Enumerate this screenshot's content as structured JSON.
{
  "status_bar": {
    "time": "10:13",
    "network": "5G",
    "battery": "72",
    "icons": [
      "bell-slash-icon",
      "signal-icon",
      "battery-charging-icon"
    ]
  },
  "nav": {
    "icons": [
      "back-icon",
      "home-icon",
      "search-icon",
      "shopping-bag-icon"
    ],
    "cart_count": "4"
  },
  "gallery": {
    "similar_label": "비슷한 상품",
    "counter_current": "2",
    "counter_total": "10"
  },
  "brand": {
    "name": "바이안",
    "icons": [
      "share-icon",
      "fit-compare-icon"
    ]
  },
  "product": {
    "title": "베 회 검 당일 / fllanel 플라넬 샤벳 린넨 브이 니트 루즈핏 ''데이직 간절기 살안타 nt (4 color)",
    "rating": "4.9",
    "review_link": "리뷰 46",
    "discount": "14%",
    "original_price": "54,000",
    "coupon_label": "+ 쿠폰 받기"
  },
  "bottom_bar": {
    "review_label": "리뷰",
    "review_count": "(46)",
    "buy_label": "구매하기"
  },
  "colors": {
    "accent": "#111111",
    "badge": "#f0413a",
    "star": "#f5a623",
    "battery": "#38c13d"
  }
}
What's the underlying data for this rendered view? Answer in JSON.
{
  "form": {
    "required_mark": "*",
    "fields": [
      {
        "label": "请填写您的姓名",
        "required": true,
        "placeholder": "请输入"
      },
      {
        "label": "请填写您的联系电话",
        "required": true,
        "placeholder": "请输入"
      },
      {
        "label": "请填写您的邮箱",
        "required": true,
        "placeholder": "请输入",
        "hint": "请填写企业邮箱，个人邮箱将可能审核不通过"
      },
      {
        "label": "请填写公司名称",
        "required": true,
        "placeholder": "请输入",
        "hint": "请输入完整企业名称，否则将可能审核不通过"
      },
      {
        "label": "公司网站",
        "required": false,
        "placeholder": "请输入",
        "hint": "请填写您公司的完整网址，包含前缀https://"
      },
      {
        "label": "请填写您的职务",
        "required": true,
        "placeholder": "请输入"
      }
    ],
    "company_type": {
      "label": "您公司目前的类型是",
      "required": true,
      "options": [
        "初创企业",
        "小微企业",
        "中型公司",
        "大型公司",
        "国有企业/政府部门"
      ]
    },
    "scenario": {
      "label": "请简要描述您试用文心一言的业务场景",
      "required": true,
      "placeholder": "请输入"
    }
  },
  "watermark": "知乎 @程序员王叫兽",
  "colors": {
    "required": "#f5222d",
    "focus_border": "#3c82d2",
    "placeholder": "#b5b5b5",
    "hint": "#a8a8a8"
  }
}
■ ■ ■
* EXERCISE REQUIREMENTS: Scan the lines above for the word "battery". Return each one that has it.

* SOLUTION TO THE PROBLEM:
    "battery": "72",
      "battery-charging-icon"
    "battery": "#38c13d"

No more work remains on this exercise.